Give back each line of the data exactly as it reads, minus the pictures.

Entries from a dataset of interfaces
::::::::::

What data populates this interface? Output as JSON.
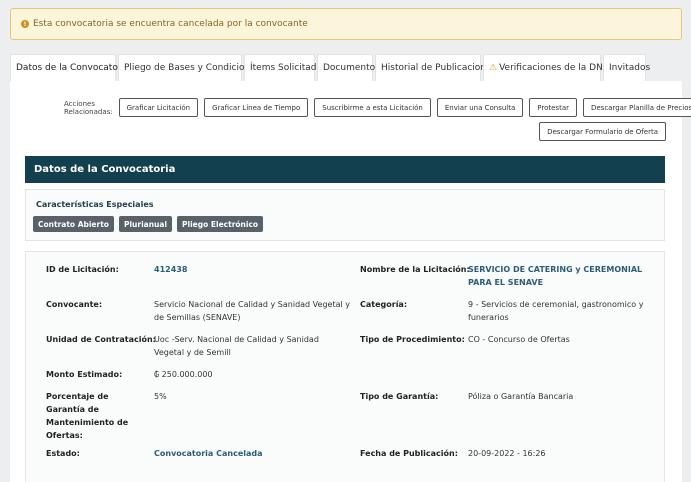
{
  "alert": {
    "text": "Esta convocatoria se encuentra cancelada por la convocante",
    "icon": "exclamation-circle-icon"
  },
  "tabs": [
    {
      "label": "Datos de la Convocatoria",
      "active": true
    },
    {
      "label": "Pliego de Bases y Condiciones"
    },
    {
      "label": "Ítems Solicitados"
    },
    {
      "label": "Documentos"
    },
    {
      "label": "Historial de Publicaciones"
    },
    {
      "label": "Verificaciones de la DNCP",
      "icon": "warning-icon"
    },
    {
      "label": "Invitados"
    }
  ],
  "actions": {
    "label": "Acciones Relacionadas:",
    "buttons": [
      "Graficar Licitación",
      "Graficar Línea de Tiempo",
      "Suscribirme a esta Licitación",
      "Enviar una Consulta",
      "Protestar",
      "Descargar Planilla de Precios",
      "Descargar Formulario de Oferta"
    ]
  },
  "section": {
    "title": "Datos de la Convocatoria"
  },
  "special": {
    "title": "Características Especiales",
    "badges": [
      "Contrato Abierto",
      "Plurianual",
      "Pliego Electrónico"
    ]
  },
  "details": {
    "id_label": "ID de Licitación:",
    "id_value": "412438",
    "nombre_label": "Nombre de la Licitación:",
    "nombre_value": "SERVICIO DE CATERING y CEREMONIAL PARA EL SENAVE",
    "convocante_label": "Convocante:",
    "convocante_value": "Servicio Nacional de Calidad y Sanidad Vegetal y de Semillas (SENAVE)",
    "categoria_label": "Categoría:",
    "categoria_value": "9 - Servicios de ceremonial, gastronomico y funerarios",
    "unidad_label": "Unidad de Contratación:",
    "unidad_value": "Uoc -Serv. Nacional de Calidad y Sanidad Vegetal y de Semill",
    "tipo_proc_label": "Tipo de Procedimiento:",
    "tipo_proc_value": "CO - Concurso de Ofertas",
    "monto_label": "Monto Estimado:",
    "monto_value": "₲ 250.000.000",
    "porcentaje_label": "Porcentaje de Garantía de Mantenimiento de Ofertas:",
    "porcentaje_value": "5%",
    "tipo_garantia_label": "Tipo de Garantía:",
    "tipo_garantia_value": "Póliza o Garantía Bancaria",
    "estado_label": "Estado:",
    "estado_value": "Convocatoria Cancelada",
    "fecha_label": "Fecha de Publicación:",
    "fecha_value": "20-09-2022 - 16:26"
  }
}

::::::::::

◆ RESPONSE:
What data populates this interface? Output as JSON.
{
  "alert": {
    "text": "Esta convocatoria se encuentra cancelada por la convocante",
    "icon": "exclamation-circle-icon"
  },
  "tabs": [
    {
      "label": "Datos de la Convocatoria",
      "active": true
    },
    {
      "label": "Pliego de Bases y Condiciones"
    },
    {
      "label": "Ítems Solicitados"
    },
    {
      "label": "Documentos"
    },
    {
      "label": "Historial de Publicaciones"
    },
    {
      "label": "Verificaciones de la DNCP",
      "icon": "warning-icon"
    },
    {
      "label": "Invitados"
    }
  ],
  "actions": {
    "label": "Acciones Relacionadas:",
    "buttons": [
      "Graficar Licitación",
      "Graficar Línea de Tiempo",
      "Suscribirme a esta Licitación",
      "Enviar una Consulta",
      "Protestar",
      "Descargar Planilla de Precios",
      "Descargar Formulario de Oferta"
    ]
  },
  "section": {
    "title": "Datos de la Convocatoria"
  },
  "special": {
    "title": "Características Especiales",
    "badges": [
      "Contrato Abierto",
      "Plurianual",
      "Pliego Electrónico"
    ]
  },
  "details": {
    "id_label": "ID de Licitación:",
    "id_value": "412438",
    "nombre_label": "Nombre de la Licitación:",
    "nombre_value": "SERVICIO DE CATERING y CEREMONIAL PARA EL SENAVE",
    "convocante_label": "Convocante:",
    "convocante_value": "Servicio Nacional de Calidad y Sanidad Vegetal y de Semillas (SENAVE)",
    "categoria_label": "Categoría:",
    "categoria_value": "9 - Servicios de ceremonial, gastronomico y funerarios",
    "unidad_label": "Unidad de Contratación:",
    "unidad_value": "Uoc -Serv. Nacional de Calidad y Sanidad Vegetal y de Semill",
    "tipo_proc_label": "Tipo de Procedimiento:",
    "tipo_proc_value": "CO - Concurso de Ofertas",
    "monto_label": "Monto Estimado:",
    "monto_value": "₲ 250.000.000",
    "porcentaje_label": "Porcentaje de Garantía de Mantenimiento de Ofertas:",
    "porcentaje_value": "5%",
    "tipo_garantia_label": "Tipo de Garantía:",
    "tipo_garantia_value": "Póliza o Garantía Bancaria",
    "estado_label": "Estado:",
    "estado_value": "Convocatoria Cancelada",
    "fecha_label": "Fecha de Publicación:",
    "fecha_value": "20-09-2022 - 16:26"
  }
}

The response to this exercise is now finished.